- Protecting the Integrity of a company so they do not put time and money into an employee only for them to take those skills to a competitor
- Making employees more reluctant to quit because they would be prohibited from working for a competitor company for a specific period of time
Non-Compete Agreements Protect Proprietary Information
Generally, a non-compete agreement will specify a time frame during which the employee is prohibited from working for a competitor. Some clauses in non-compete agreements specify a geographic area the employee is prohibited from working within after leaving the company.
This usually means the protection of a company’s proprietary information or interest. The non-compete agreement may protect the company’s marketing plans, trade secrets, business practices, contracts, sales strategies, or other important business information that the employer desires to keep confidential from their competitors.
Determining Whether a Non-Compete Agreement is Legal
In most cases, state law will govern whether an employment contract is enforceable. The forcibility of non-compete clauses varies from state to state. However, most states only enforce non-compete clauses when it is necessary to protect the employer. Most non-compete agreements are not enforceable under California Business and Professions Code 16600.
This section of the code makes overly broad non-compete agreements legally void. The state of California has aimed to promote the public policy of giving employees freedom and mobility to find work elsewhere without the fear of legal repercussions from their former employers.
While these types of restrictive clauses may not carry any legal weight in California, many employers choose to put them in their contracts anyway. Doing so can cause confusion among employees who may need to be made aware that their employer will not be able to enforce the specific clause. As a result, employers may follow the terms of the non-compete agreement, jeopardizing their careers because they are concerned that their former employer will retaliate against them.
In other cases, an employee may stay in a current employment position they want to leave or turn down other work opportunities because they feel trapped by their non-compete agreement. Taking time to discuss the agreement with an attorney can give you the freedom you need to pursue other options.
Enforceable Non-Compete Agreements in California
Some states permit reasonable non-compete agreements and employment contracts. California employers are prohibited from using a choice of law provisions to force employees to abide by a non-compete clause in another state jurisdiction.
For example, if an employer tries to interpret the employment agreement according to another state’s law that allows non-compete agreements, a California court will likely rule against the employer. However, there are specific instances in which non-compete agreements are legally permissible in California employment contracts, including the following:
- Sale of a Business: When a business owner sells their business, the buyer and seller of the business can lawfully agree that the seller will not compete with the business in the same geographic area of the business.
- Partnership: When a business partner leaves a business, both parties can legally agree that the existing partner won’t continue the business in the same geographic area.
- LLCs: Whenever a member of a limited liability company (LLC) leaves a business, both parties can legally agree that the existing partner will not continue the business in the same geographic area.
Even when these limited exceptions apply, a court will reject a non-compete agreement if the geographic area in the clause is not limited.

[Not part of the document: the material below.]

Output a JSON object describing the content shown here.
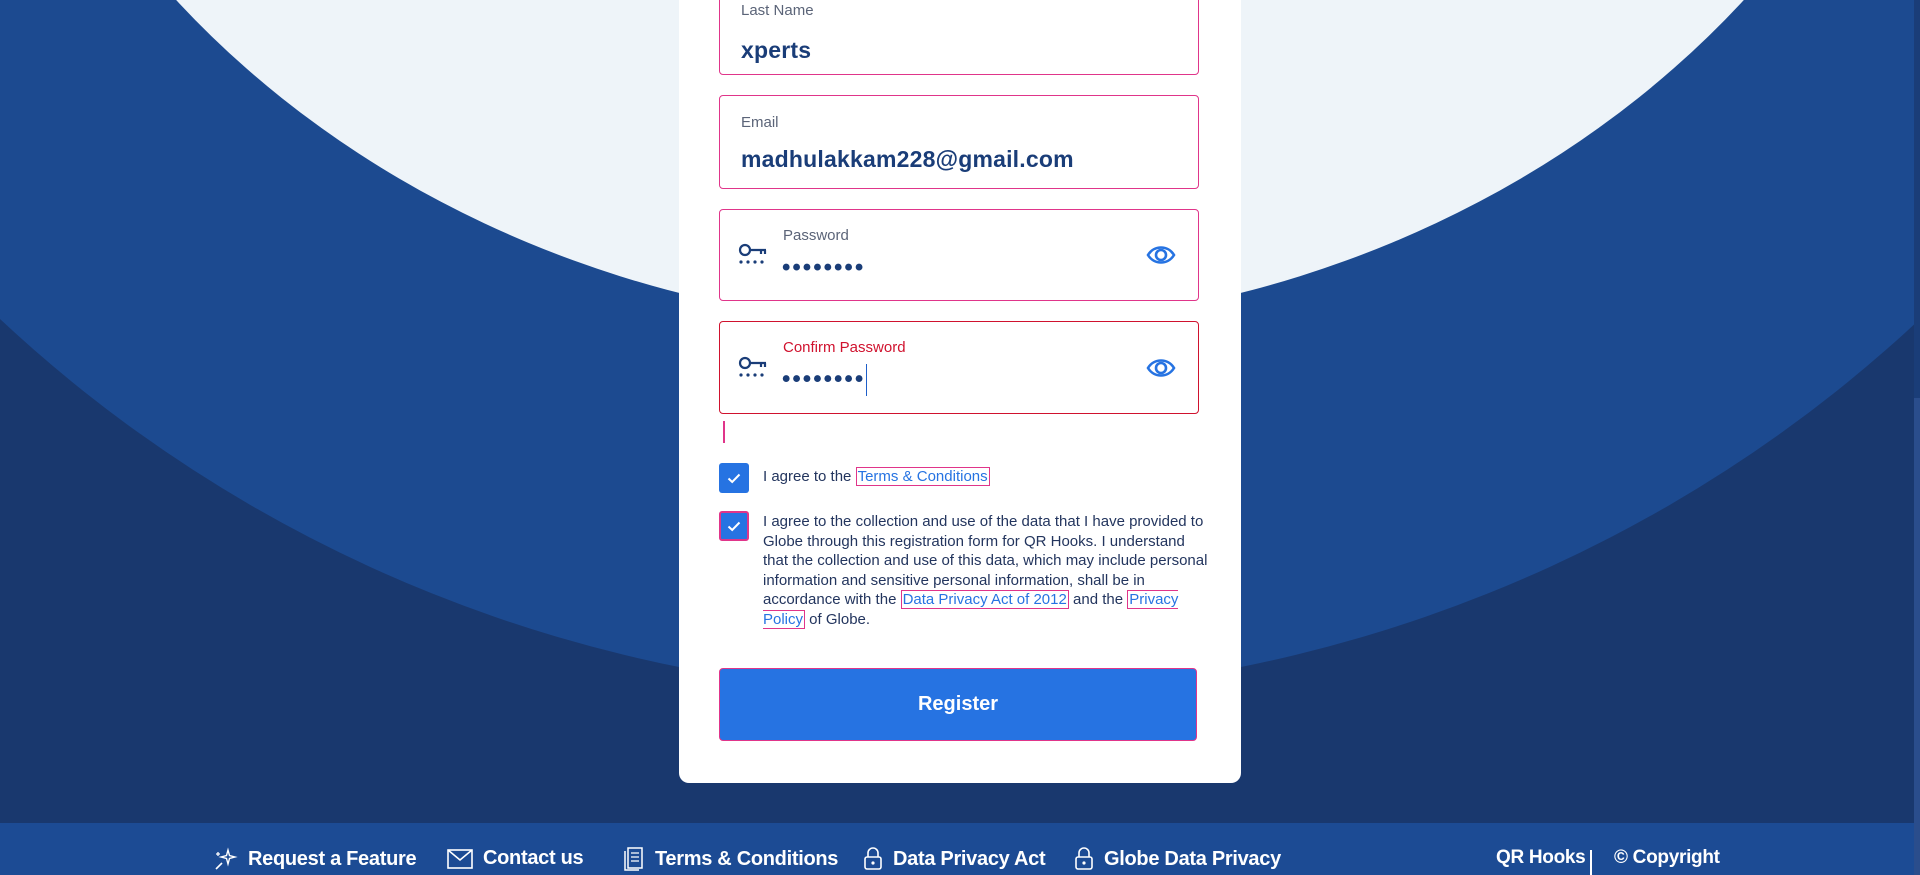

Similarly, they will strike down the agreement if it does not set a specific time period to which the terms apply.
The Benefits of Working with a Skilled Attorney
When a non-competition issue arises, employees will benefit from competent legal counsel. These types of cases can be complex; as an employee, your career and future may be on the line. For example, suppose your employer is trying to enforce a non-compete agreement that is not legally valid. In that case, an attorney can help you protect your right so you can pursue other employment opportunities.
Even if your employer threatens to sue you for working for one of their competitors after you leave, you should remember that a judge will likely dismiss your case unless it falls into one of California’s narrow exceptions.
Discussing your case with an employment attorney can help you understand your rights and options so you can make an informed decision about your employment. Do not hesitate to contact HKM Employment Attorneys to schedule an initial consultation with one of our skilled Riverside employment attorneys.